### What to do
Every record below needs to be retyped exactly as it appears.

### Source data
══════════════════════════════

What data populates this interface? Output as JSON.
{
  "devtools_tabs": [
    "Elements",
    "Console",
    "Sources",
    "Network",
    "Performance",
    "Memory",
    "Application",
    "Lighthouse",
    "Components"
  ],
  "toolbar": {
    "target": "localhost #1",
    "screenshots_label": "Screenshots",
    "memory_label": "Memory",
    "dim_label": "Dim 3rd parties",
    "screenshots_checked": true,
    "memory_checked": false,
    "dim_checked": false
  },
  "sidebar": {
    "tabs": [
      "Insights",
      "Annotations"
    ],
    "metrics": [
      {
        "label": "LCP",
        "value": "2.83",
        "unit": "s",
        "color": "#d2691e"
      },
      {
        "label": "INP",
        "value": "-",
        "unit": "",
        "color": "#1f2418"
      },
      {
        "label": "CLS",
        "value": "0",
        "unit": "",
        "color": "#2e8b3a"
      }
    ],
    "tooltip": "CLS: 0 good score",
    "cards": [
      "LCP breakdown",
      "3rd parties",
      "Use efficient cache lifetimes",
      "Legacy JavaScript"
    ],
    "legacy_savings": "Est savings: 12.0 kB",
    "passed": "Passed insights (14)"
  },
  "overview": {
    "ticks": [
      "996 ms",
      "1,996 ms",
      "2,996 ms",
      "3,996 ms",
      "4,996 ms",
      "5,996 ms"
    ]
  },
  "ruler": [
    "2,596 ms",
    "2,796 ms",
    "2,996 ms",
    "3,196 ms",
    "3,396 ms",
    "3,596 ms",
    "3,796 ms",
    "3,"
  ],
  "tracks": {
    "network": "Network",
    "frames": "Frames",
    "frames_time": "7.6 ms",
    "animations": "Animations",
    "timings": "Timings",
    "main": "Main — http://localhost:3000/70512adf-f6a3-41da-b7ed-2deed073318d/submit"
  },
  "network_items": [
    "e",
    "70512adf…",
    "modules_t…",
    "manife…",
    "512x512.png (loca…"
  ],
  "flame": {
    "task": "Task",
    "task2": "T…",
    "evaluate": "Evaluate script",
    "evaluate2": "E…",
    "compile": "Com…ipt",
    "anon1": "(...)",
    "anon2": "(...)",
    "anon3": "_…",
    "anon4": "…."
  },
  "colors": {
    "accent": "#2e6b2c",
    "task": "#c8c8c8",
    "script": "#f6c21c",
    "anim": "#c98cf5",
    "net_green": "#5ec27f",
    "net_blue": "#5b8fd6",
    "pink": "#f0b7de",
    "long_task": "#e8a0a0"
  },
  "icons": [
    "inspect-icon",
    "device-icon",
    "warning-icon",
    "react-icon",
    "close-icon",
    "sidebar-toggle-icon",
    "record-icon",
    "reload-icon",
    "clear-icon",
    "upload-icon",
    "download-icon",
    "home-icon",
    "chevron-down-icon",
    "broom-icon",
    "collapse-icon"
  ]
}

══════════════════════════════

### Result
What data populates this interface? Output as JSON.
{
  "devtools_tabs": [
    "Elements",
    "Console",
    "Sources",
    "Network",
    "Performance",
    "Memory",
    "Application",
    "Lighthouse",
    "Components"
  ],
  "toolbar": {
    "target": "localhost #1",
    "screenshots_label": "Screenshots",
    "memory_label": "Memory",
    "dim_label": "Dim 3rd parties",
    "screenshots_checked": true,
    "memory_checked": false,
    "dim_checked": false
  },
  "sidebar": {
    "tabs": [
      "Insights",
      "Annotations"
    ],
    "metrics": [
      {
        "label": "LCP",
        "value": "2.83",
        "unit": "s",
        "color": "#d2691e"
      },
      {
        "label": "INP",
        "value": "-",
        "unit": "",
        "color": "#1f2418"
      },
      {
        "label": "CLS",
        "value": "0",
        "unit": "",
        "color": "#2e8b3a"
      }
    ],
    "tooltip": "CLS: 0 good score",
    "cards": [
      "LCP breakdown",
      "3rd parties",
      "Use efficient cache lifetimes",
      "Legacy JavaScript"
    ],
    "legacy_savings": "Est savings: 12.0 kB",
    "passed": "Passed insights (14)"
  },
  "overview": {
    "ticks": [
      "996 ms",
      "1,996 ms",
      "2,996 ms",
      "3,996 ms",
      "4,996 ms",
      "5,996 ms"
    ]
  },
  "ruler": [
    "2,596 ms",
    "2,796 ms",
    "2,996 ms",
    "3,196 ms",
    "3,396 ms",
    "3,596 ms",
    "3,796 ms",
    "3,"
  ],
  "tracks": {
    "network": "Network",
    "frames": "Frames",
    "frames_time": "7.6 ms",
    "animations": "Animations",
    "timings": "Timings",
    "main": "Main — http://localhost:3000/70512adf-f6a3-41da-b7ed-2deed073318d/submit"
  },
  "network_items": [
    "e",
    "70512adf…",
    "modules_t…",
    "manife…",
    "512x512.png (loca…"
  ],
  "flame": {
    "task": "Task",
    "task2": "T…",
    "evaluate": "Evaluate script",
    "evaluate2": "E…",
    "compile": "Com…ipt",
    "anon1": "(...)",
    "anon2": "(...)",
    "anon3": "_…",
    "anon4": "…."
  },
  "colors": {
    "accent": "#2e6b2c",
    "task": "#c8c8c8",
    "script": "#f6c21c",
    "anim": "#c98cf5",
    "net_green": "#5ec27f",
    "net_blue": "#5b8fd6",
    "pink": "#f0b7de",
    "long_task": "#e8a0a0"
  },
  "icons": [
    "inspect-icon",
    "device-icon",
    "warning-icon",
    "react-icon",
    "close-icon",
    "sidebar-toggle-icon",
    "record-icon",
    "reload-icon",
    "clear-icon",
    "upload-icon",
    "download-icon",
    "home-icon",
    "chevron-down-icon",
    "broom-icon",
    "collapse-icon"
  ]
}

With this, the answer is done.